On the feet is where things begin to get tricky. 

Jon Jones hasn't looked THAT good striking during his UFC run.  Yes, he has shown flashy moves at times. He also outstruck the ultimate brawler Stephan Bonnar and UFC reject Jake O'Brien, but what else has he shown?  He threw a combined five strikes against Hammill, Matyuhshenko and Vera.  He would circle around, throw a feeler jab, and rush in for the trip takedown.

On the other hand, you know what you get with Silva on his feet: heavy hands and a refined brawling style.  He comes straight forward, rarely using kicks, and looks to knock off his opponents' heads.  He doesn't throw punches to outpoint you, he throws punch to knock you out. 

I will admit that his chin hasn't looked stellar in his past fights.  The shot from Machida that did him in would have knocked out a horse, but besides that his chin has still looked mediocre.  Silva was rocked by James Irvin, Antonio Mendes, and Houston Alexander.

But Silva's biggest question is also Jones'.  Have we ever seen Jones hit with a really solid shot?  I don't think so.  Until someone cracks Bones across the jaw, we won't have any clue how he will react. 

Maybe he turns out like Brock Lesnar, someone who is just afraid to get hit, or maybe he has a Chris Leben-esque chin.  We simply don't know.

One other factor to consider going into this fight is pure strength.  Watching the Silva/Vera fight, it was plain to see that Vera just couldn't match Silva's strength and power.  He looked almost a full weight class above Vera, which is astounding considering Vera used to fight at heavyweight. 

Jones is a lanky fighter.  His six foot four frame works for his style, but you have to wonder if he is giving up muscle to make the 205 pound limit.  Silva could very easily bully Jones around due to strength alone.

I'll admit that if I had a gun to my head, I would pick Jon Jones to beat Thiago Silva—but not before some serious debate.  Silva's combination of power, Jiu Jitsu and ground and pound is a tough test for anyone to handle, let alone Jones.  As Pat Barry so eloquently put it, Silva doesn't hit hard, he hits scary.

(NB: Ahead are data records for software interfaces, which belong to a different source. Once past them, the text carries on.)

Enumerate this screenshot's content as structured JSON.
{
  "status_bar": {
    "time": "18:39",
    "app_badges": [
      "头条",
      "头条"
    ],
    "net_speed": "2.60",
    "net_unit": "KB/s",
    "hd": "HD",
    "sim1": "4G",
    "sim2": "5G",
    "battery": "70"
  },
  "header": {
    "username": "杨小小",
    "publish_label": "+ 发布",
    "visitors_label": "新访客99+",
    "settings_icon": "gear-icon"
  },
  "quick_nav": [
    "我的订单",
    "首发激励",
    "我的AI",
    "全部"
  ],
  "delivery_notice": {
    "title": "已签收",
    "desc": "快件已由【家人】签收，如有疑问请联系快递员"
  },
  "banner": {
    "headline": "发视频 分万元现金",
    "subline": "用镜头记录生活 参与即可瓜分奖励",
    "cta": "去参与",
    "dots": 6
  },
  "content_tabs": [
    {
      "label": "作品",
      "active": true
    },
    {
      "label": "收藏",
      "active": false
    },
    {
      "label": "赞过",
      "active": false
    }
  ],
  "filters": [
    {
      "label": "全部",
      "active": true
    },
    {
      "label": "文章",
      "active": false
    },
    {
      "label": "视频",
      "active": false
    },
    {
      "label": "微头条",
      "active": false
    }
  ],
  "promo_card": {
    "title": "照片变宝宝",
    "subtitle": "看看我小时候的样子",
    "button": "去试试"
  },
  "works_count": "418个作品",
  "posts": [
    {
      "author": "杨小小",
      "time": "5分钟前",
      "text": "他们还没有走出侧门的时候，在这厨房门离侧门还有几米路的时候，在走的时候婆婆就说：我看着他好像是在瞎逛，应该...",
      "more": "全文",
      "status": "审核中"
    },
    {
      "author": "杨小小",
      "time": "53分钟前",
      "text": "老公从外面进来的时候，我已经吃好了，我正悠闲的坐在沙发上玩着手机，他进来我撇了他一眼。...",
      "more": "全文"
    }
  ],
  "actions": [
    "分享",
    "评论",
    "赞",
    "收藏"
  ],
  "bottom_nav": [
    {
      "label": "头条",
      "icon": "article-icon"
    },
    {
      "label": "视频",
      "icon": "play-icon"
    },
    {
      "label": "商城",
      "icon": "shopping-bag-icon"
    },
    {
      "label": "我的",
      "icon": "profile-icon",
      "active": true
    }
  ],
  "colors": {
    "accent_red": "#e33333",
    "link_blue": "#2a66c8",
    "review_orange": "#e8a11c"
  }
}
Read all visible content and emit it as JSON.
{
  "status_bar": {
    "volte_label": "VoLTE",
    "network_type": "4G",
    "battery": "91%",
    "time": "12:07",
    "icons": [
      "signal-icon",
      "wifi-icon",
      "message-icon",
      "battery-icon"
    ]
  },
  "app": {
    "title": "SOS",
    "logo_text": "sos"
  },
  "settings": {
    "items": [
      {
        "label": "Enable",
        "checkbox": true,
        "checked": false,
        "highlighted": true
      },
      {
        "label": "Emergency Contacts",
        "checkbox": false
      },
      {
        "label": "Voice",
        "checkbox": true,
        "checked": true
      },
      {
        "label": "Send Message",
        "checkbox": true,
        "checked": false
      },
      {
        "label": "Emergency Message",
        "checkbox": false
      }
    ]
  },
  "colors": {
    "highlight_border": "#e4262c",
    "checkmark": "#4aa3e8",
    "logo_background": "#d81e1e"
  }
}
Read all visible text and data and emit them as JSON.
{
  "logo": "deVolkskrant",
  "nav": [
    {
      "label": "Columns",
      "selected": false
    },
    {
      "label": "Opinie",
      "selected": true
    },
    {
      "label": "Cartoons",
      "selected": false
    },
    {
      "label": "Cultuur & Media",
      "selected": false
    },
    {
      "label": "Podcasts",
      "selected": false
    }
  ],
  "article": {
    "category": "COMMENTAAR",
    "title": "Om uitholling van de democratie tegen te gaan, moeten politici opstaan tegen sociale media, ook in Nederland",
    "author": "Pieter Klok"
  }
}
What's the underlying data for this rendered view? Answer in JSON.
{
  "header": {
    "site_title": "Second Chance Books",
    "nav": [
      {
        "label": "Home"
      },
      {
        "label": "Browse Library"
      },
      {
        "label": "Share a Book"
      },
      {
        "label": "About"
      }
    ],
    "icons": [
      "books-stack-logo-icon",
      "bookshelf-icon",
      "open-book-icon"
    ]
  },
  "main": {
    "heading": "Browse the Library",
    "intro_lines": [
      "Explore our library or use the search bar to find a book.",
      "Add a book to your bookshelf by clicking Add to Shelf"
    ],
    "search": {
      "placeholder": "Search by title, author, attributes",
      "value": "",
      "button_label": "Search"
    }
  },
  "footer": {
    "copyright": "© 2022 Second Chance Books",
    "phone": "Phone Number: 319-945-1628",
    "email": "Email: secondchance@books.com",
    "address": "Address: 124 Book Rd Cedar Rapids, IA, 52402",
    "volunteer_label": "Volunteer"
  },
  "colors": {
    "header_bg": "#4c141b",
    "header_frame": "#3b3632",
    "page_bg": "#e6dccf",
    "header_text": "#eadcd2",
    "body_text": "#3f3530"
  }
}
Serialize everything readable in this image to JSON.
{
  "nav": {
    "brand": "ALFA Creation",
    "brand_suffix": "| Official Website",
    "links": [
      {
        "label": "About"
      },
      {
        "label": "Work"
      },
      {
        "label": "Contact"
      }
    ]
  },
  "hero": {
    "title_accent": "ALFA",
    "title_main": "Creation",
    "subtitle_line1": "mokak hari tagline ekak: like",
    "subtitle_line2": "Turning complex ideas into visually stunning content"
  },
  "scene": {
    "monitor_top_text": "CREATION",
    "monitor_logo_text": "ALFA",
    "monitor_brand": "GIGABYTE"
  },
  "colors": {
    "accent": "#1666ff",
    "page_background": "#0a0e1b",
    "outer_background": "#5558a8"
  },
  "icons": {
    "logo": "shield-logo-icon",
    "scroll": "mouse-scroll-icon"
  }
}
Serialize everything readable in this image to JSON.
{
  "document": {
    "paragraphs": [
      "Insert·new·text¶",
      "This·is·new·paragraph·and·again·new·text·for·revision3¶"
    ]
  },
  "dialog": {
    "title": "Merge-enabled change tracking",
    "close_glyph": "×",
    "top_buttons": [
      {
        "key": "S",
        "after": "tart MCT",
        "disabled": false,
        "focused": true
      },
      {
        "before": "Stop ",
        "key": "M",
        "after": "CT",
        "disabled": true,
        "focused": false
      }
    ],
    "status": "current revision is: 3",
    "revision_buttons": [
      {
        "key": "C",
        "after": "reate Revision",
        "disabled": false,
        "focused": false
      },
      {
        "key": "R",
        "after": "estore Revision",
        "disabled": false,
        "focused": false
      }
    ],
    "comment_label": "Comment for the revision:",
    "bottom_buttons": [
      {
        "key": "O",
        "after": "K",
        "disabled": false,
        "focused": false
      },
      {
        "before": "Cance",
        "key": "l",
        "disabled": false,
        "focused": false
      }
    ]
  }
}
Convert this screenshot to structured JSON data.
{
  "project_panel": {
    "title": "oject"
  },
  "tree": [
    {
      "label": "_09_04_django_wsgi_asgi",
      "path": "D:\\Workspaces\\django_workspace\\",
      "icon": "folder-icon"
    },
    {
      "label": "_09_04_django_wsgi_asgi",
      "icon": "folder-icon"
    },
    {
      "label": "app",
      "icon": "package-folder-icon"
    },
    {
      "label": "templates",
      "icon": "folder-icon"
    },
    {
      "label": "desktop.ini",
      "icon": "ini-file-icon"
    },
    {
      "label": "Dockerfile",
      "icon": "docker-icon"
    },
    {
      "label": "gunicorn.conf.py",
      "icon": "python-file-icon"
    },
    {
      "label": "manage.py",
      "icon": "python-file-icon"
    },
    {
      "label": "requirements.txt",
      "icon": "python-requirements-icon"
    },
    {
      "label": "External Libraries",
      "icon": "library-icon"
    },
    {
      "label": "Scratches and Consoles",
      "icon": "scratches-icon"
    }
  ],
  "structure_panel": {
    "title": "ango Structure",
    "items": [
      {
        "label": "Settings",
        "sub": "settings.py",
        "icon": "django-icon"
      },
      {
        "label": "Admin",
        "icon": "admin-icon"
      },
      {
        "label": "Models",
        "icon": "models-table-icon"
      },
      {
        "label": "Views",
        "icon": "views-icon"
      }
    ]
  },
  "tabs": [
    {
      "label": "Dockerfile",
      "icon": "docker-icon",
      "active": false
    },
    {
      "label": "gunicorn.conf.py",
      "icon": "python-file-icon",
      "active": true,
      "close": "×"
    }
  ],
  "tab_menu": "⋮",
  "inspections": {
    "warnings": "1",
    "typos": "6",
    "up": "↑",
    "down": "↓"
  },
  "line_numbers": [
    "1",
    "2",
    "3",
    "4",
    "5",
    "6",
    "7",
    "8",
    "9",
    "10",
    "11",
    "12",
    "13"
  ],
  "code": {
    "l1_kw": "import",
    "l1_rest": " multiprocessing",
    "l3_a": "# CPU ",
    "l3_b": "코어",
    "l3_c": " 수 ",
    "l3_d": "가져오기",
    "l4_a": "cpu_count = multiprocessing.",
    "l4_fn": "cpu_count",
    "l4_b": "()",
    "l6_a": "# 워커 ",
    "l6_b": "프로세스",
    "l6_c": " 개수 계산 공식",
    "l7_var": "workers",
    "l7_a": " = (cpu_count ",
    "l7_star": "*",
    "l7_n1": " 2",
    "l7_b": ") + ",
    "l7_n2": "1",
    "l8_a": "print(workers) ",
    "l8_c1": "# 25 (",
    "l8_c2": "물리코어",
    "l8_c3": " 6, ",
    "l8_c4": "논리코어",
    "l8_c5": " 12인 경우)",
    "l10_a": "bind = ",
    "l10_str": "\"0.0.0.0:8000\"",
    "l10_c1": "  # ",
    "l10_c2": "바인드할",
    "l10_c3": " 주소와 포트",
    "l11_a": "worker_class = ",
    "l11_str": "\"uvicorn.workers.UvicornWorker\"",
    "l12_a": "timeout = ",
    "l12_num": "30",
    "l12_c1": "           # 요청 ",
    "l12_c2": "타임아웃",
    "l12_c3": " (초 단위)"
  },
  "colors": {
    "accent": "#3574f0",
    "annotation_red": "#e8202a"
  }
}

So before you go ahead and pencil in "Jon Jones via TKO", think about who Jones has faced and how he has beat them.  Sure he has looked impressive, but this is MMA and anything can happen. 

Just think, three months ago Brock Lesnar was the baddest man on the planet.